2. David has a capacity for a fine moral indignation. When he hears the insulting challenge of this giant of brute force, he expects to see the hand of every soldier of Israel leap to the sword. He expects to see every man eager for battle. But when he realizes that the only response that they dare to make the swaggering bully is a tame and spineless submission, his expectancy gives way to shame, and his shame to hot anger. "Who is this uncircumcised Philistine," he asks with glowing checks and flashing eyes, "that he should defy the armies of the living God?" We like these brave and burning words, all of us. We are glad to see David refuse to worship the god of things as they are. We rejoice that he will not allow bullying wrongs to go unchallenged today just because they went unchallenged yesterday.
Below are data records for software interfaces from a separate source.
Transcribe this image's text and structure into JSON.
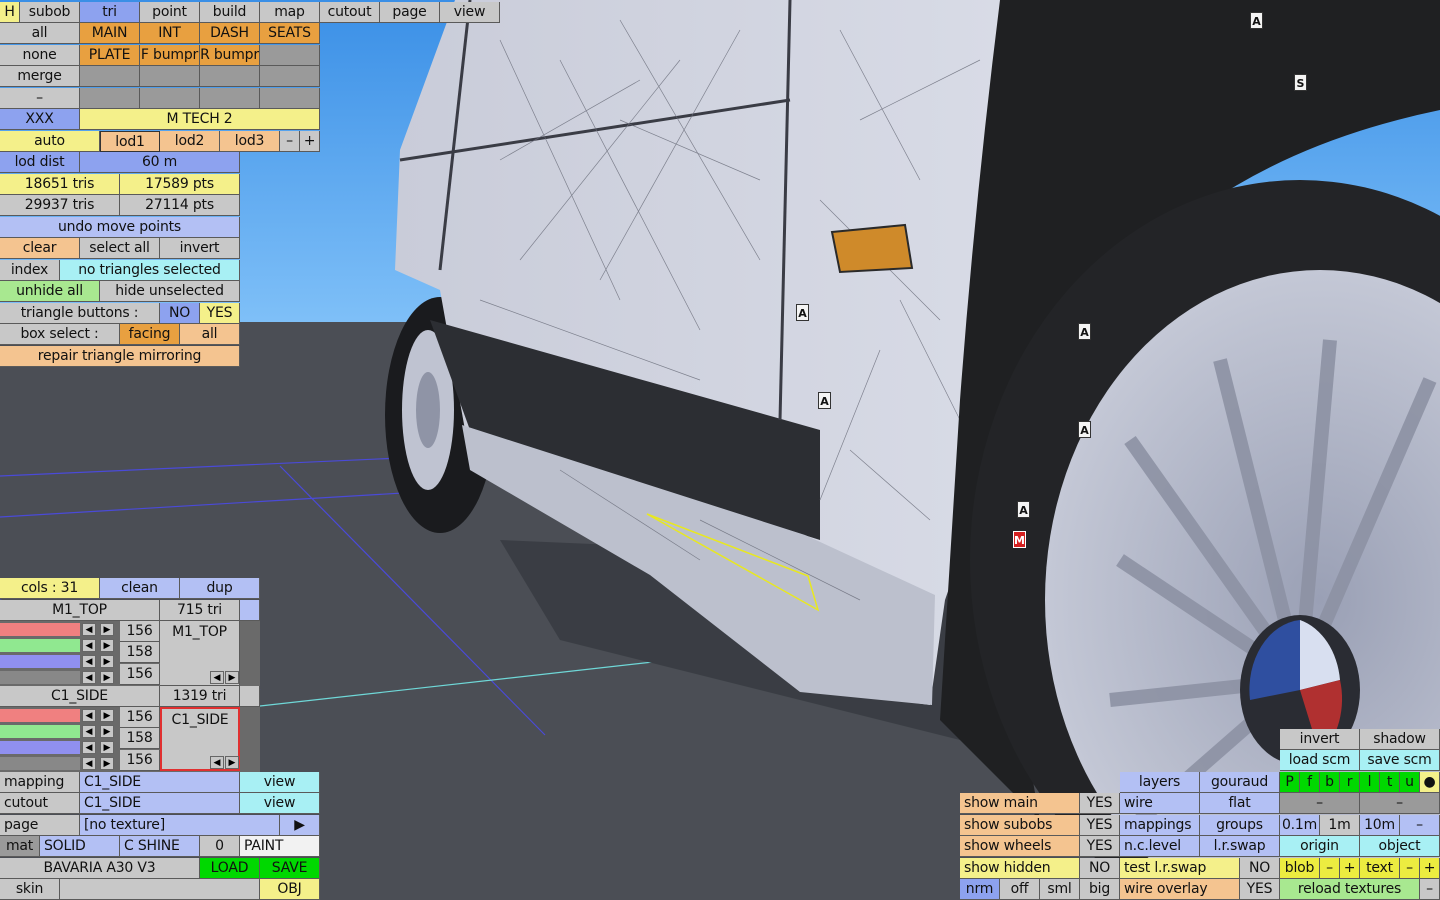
{
  "top_tabs": [
    "H",
    "subob",
    "tri",
    "point",
    "build",
    "map",
    "cutout",
    "page",
    "view"
  ],
  "left_panel": {
    "all": "all",
    "main": "MAIN",
    "int": "INT",
    "dash": "DASH",
    "seats": "SEATS",
    "none": "none",
    "plate": "PLATE",
    "f_bumpr": "F bumpr",
    "r_bumpr": "R bumpr",
    "merge": "merge",
    "dash_btn": "–",
    "xxx": "XXX",
    "car_name": "M TECH 2",
    "auto": "auto",
    "lod1": "lod1",
    "lod2": "lod2",
    "lod3": "lod3",
    "minus": "–",
    "plus": "+",
    "lod_dist_label": "lod dist",
    "lod_dist_value": "60 m",
    "tris1": "18651 tris",
    "pts1": "17589 pts",
    "tris2": "29937 tris",
    "pts2": "27114 pts",
    "undo": "undo move points",
    "clear": "clear",
    "select_all": "select all",
    "invert": "invert",
    "index": "index",
    "no_tri": "no triangles selected",
    "unhide_all": "unhide all",
    "hide_unselected": "hide unselected",
    "tri_buttons": "triangle buttons :",
    "no": "NO",
    "yes": "YES",
    "box_select": "box select :",
    "facing": "facing",
    "all2": "all",
    "repair": "repair triangle mirroring"
  },
  "color_panel": {
    "cols": "cols : 31",
    "clean": "clean",
    "dup": "dup",
    "mat1_name": "M1_TOP",
    "mat1_tri": "715 tri",
    "mat1_label": "M1_TOP",
    "mat1_vals": [
      "156",
      "158",
      "156"
    ],
    "mat2_name": "C1_SIDE",
    "mat2_tri": "1319 tri",
    "mat2_label": "C1_SIDE",
    "mat2_vals": [
      "156",
      "158",
      "156"
    ],
    "mapping": "mapping",
    "mapping_val": "C1_SIDE",
    "view1": "view",
    "cutout": "cutout",
    "cutout_val": "C1_SIDE",
    "view2": "view",
    "page": "page",
    "page_val": "[no texture]",
    "page_arrow": "▶",
    "mat": "mat",
    "solid": "SOLID",
    "cshine": "C SHINE",
    "zero": "0",
    "paint": "PAINT",
    "car": "BAVARIA A30 V3",
    "load": "LOAD",
    "save": "SAVE",
    "skin": "skin",
    "obj": "OBJ"
  },
  "bottom_right": {
    "invert": "invert",
    "shadow": "shadow",
    "load_scm": "load scm",
    "save_scm": "save scm",
    "layers": "layers",
    "gouraud": "gouraud",
    "pfbrltu": [
      "P",
      "f",
      "b",
      "r",
      "l",
      "t",
      "u"
    ],
    "dot": "●",
    "show_main": "show main",
    "show_main_v": "YES",
    "wire": "wire",
    "flat": "flat",
    "dash1": "–",
    "dash2": "–",
    "show_subobs": "show subobs",
    "show_subobs_v": "YES",
    "mappings": "mappings",
    "groups": "groups",
    "d01": "0.1m",
    "d1": "1m",
    "d10": "10m",
    "dminus": "–",
    "show_wheels": "show wheels",
    "show_wheels_v": "YES",
    "nclevel": "n.c.level",
    "lrswap": "l.r.swap",
    "origin": "origin",
    "object": "object",
    "show_hidden": "show hidden",
    "show_hidden_v": "NO",
    "test_lrswap": "test l.r.swap",
    "test_lrswap_v": "NO",
    "blob": "blob",
    "bm": "–",
    "bp": "+",
    "text": "text",
    "tm": "–",
    "tp": "+",
    "nrm": "nrm",
    "off": "off",
    "sml": "sml",
    "big": "big",
    "wire_overlay": "wire overlay",
    "wire_overlay_v": "YES",
    "reload": "reload textures",
    "rdash": "–"
  },
  "markers": [
    "A",
    "S",
    "A",
    "A",
    "A",
    "A",
    "A",
    "M"
  ]
}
Now, this capacity to blaze against wrong has been a characteristic of youth at its best through the centuries. It is one of the most heartening facts of our day. Social injustice, race prejudice, the hell and madness of war are being challenged and fought today as never before. This is pre-eminently a youth movement. By this I do not mean that all who are engaged in it are young in years. But real youth is not a mere matter of the almanac, it is a matter of the heart. As long as we can rise against wrong in hot indignation, we have youth, whatever the calendar may say. But when we come tamely to submit, that means that we are old, however few our birthdays.

"The lamp of youth will be clean burnt out, But we will subsist on the smell of it. Whatever we do, we will fold our hands, And suck our gums, and think well of it. Yes, we shall be perfectly pleased with ourselves And that is the perfectest hell of it."

3. Finally, he has courage. David is possessed of this high virtue that is universally admired. It is fine to be in earnest about the things that count. It is fine to be able to burn with a clean indignation against wrong. But even all this is not enough. We must have the grit to do something about it. David might have given vent to his indignation by merely criticizing his elders as they had criticized him. He might have squandered his energies in boasting what he would do in their place, or what he was going to do when he was older and better prepared. But he does not wait for some easy tomorrow when the odds against him might not be so great. With a fine madness that stirs our hearts, he offers to do battle then and there. Then and there he takes upon himself the weighty task of doing the impossible. That is the call to the youth of today. To answer it requires courage of the highest order.

How has David come by such courage? It was not born of his consciousness of superior strength. No more was it the result of his belief in the superiority of his equipment. He knows that in these he is no match for Goliath. His courage was born of his faith in God. He believes that the supreme forces are those that are spiritual. "Thou comest to me with a sword and spear and shield, but I am come to thee in the name of the Lord of hosts, the God of the armies of Israel whom thou hast defied." Here is the secret of courage at its highest and best. "I have set the Lord always before me. Because he is at my right hand I shall not be moved." In the courage born of faith, this youth went forth to battle and to victory.

And now the scene shifts from that far-off time to our desperate and difficult days. Colossal wrongs still stalk abroad, and gigantic evils loll about us unafraid. In our need we appeal to you who are young. It is up to you to help bring in a better day. To this end you were born, and for this cause you came into the world. Of course, you may refuse to heed the call. You may take a coward's way and bewail the fact that the times are out of joint and that you were ever born to set them right. But you may also take the way of faith and courage and throw yourselves wholeheartedly into the fight. If you do this, as I believe you will, your very difficulties will become advantages. You will be enabled, to sing with joy as you zestfully press the battle:

"Blest is it in this dawn to be alive; But to be young, is very heaven."

Clovis G. Chappell, outstanding Biblical preacher of the beginning of the twentieth century.